● Task requirements
Each entry below should be retyped exactly, with nothing omitted.

● Data
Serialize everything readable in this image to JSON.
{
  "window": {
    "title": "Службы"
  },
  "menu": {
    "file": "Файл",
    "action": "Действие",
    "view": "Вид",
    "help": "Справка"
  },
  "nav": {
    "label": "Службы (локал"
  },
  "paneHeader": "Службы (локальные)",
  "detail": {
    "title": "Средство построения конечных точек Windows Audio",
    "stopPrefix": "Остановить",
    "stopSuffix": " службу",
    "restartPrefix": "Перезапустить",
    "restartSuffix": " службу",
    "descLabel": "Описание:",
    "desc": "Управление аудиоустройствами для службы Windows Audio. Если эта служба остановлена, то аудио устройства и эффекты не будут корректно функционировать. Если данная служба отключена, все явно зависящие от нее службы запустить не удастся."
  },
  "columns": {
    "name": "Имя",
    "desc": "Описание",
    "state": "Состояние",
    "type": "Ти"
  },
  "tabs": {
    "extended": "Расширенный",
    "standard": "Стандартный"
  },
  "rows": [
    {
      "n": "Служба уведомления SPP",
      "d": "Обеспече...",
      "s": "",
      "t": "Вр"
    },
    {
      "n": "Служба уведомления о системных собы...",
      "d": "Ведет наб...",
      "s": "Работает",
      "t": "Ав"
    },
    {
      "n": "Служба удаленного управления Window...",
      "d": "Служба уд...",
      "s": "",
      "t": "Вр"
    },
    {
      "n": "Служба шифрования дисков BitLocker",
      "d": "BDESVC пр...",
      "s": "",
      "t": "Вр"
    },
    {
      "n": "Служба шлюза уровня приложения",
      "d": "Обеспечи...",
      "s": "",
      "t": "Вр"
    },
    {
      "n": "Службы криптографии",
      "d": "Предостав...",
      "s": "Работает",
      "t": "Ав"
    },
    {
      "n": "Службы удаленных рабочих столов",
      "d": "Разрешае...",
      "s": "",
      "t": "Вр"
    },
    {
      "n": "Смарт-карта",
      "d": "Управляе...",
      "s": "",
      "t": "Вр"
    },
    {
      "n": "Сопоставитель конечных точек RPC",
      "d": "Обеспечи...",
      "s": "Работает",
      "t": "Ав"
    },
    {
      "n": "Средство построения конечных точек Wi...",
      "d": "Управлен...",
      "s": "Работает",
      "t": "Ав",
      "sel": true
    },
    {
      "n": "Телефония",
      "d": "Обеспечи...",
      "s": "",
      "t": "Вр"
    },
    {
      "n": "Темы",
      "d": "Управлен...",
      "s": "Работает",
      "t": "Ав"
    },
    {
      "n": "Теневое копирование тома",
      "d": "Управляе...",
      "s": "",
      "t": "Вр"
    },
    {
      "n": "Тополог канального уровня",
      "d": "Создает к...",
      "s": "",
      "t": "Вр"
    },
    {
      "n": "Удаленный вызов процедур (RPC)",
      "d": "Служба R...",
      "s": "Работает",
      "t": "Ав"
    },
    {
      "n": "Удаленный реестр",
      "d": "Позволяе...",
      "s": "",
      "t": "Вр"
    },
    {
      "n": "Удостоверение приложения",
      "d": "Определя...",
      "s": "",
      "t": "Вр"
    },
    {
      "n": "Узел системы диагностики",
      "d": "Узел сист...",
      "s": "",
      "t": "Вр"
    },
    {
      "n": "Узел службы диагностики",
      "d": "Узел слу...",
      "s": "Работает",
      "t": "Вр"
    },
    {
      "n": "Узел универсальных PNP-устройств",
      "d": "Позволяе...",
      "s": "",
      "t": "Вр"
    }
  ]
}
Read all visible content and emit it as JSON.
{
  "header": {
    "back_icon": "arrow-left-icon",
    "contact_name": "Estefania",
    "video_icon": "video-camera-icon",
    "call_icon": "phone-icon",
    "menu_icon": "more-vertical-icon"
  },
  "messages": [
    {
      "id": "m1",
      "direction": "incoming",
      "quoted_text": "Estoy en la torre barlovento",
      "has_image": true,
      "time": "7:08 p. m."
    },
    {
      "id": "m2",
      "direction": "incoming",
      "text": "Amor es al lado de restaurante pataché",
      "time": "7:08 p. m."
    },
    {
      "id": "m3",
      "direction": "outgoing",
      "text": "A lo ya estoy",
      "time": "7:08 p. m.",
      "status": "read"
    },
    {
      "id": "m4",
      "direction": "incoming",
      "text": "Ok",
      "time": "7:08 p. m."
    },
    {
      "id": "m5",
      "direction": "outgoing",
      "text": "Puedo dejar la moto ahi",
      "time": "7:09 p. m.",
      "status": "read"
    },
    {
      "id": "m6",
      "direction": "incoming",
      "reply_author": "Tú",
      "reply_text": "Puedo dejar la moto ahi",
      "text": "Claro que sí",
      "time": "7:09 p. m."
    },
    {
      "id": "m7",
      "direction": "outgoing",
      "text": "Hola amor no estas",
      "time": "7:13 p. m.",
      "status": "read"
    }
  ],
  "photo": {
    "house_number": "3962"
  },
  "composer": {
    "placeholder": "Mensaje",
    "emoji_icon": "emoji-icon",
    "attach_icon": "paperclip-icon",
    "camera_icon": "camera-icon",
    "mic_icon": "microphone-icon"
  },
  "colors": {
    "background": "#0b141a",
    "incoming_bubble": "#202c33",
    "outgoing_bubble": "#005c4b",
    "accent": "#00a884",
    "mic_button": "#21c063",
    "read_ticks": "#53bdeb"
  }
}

● Task output
Serialize everything readable in this image to JSON.
{
  "window": {
    "title": "Службы"
  },
  "menu": {
    "file": "Файл",
    "action": "Действие",
    "view": "Вид",
    "help": "Справка"
  },
  "nav": {
    "label": "Службы (локал"
  },
  "paneHeader": "Службы (локальные)",
  "detail": {
    "title": "Средство построения конечных точек Windows Audio",
    "stopPrefix": "Остановить",
    "stopSuffix": " службу",
    "restartPrefix": "Перезапустить",
    "restartSuffix": " службу",
    "descLabel": "Описание:",
    "desc": "Управление аудиоустройствами для службы Windows Audio. Если эта служба остановлена, то аудио устройства и эффекты не будут корректно функционировать. Если данная служба отключена, все явно зависящие от нее службы запустить не удастся."
  },
  "columns": {
    "name": "Имя",
    "desc": "Описание",
    "state": "Состояние",
    "type": "Ти"
  },
  "tabs": {
    "extended": "Расширенный",
    "standard": "Стандартный"
  },
  "rows": [
    {
      "n": "Служба уведомления SPP",
      "d": "Обеспече...",
      "s": "",
      "t": "Вр"
    },
    {
      "n": "Служба уведомления о системных собы...",
      "d": "Ведет наб...",
      "s": "Работает",
      "t": "Ав"
    },
    {
      "n": "Служба удаленного управления Window...",
      "d": "Служба уд...",
      "s": "",
      "t": "Вр"
    },
    {
      "n": "Служба шифрования дисков BitLocker",
      "d": "BDESVC пр...",
      "s": "",
      "t": "Вр"
    },
    {
      "n": "Служба шлюза уровня приложения",
      "d": "Обеспечи...",
      "s": "",
      "t": "Вр"
    },
    {
      "n": "Службы криптографии",
      "d": "Предостав...",
      "s": "Работает",
      "t": "Ав"
    },
    {
      "n": "Службы удаленных рабочих столов",
      "d": "Разрешае...",
      "s": "",
      "t": "Вр"
    },
    {
      "n": "Смарт-карта",
      "d": "Управляе...",
      "s": "",
      "t": "Вр"
    },
    {
      "n": "Сопоставитель конечных точек RPC",
      "d": "Обеспечи...",
      "s": "Работает",
      "t": "Ав"
    },
    {
      "n": "Средство построения конечных точек Wi...",
      "d": "Управлен...",
      "s": "Работает",
      "t": "Ав",
      "sel": true
    },
    {
      "n": "Телефония",
      "d": "Обеспечи...",
      "s": "",
      "t": "Вр"
    },
    {
      "n": "Темы",
      "d": "Управлен...",
      "s": "Работает",
      "t": "Ав"
    },
    {
      "n": "Теневое копирование тома",
      "d": "Управляе...",
      "s": "",
      "t": "Вр"
    },
    {
      "n": "Тополог канального уровня",
      "d": "Создает к...",
      "s": "",
      "t": "Вр"
    },
    {
      "n": "Удаленный вызов процедур (RPC)",
      "d": "Служба R...",
      "s": "Работает",
      "t": "Ав"
    },
    {
      "n": "Удаленный реестр",
      "d": "Позволяе...",
      "s": "",
      "t": "Вр"
    },
    {
      "n": "Удостоверение приложения",
      "d": "Определя...",
      "s": "",
      "t": "Вр"
    },
    {
      "n": "Узел системы диагностики",
      "d": "Узел сист...",
      "s": "",
      "t": "Вр"
    },
    {
      "n": "Узел службы диагностики",
      "d": "Узел слу...",
      "s": "Работает",
      "t": "Вр"
    },
    {
      "n": "Узел универсальных PNP-устройств",
      "d": "Позволяе...",
      "s": "",
      "t": "Вр"
    }
  ]
}
Read all visible content and emit it as JSON.
{
  "header": {
    "back_icon": "arrow-left-icon",
    "contact_name": "Estefania",
    "video_icon": "video-camera-icon",
    "call_icon": "phone-icon",
    "menu_icon": "more-vertical-icon"
  },
  "messages": [
    {
      "id": "m1",
      "direction": "incoming",
      "quoted_text": "Estoy en la torre barlovento",
      "has_image": true,
      "time": "7:08 p. m."
    },
    {
      "id": "m2",
      "direction": "incoming",
      "text": "Amor es al lado de restaurante pataché",
      "time": "7:08 p. m."
    },
    {
      "id": "m3",
      "direction": "outgoing",
      "text": "A lo ya estoy",
      "time": "7:08 p. m.",
      "status": "read"
    },
    {
      "id": "m4",
      "direction": "incoming",
      "text": "Ok",
      "time": "7:08 p. m."
    },
    {
      "id": "m5",
      "direction": "outgoing",
      "text": "Puedo dejar la moto ahi",
      "time": "7:09 p. m.",
      "status": "read"
    },
    {
      "id": "m6",
      "direction": "incoming",
      "reply_author": "Tú",
      "reply_text": "Puedo dejar la moto ahi",
      "text": "Claro que sí",
      "time": "7:09 p. m."
    },
    {
      "id": "m7",
      "direction": "outgoing",
      "text": "Hola amor no estas",
      "time": "7:13 p. m.",
      "status": "read"
    }
  ],
  "photo": {
    "house_number": "3962"
  },
  "composer": {
    "placeholder": "Mensaje",
    "emoji_icon": "emoji-icon",
    "attach_icon": "paperclip-icon",
    "camera_icon": "camera-icon",
    "mic_icon": "microphone-icon"
  },
  "colors": {
    "background": "#0b141a",
    "incoming_bubble": "#202c33",
    "outgoing_bubble": "#005c4b",
    "accent": "#00a884",
    "mic_button": "#21c063",
    "read_ticks": "#53bdeb"
  }
}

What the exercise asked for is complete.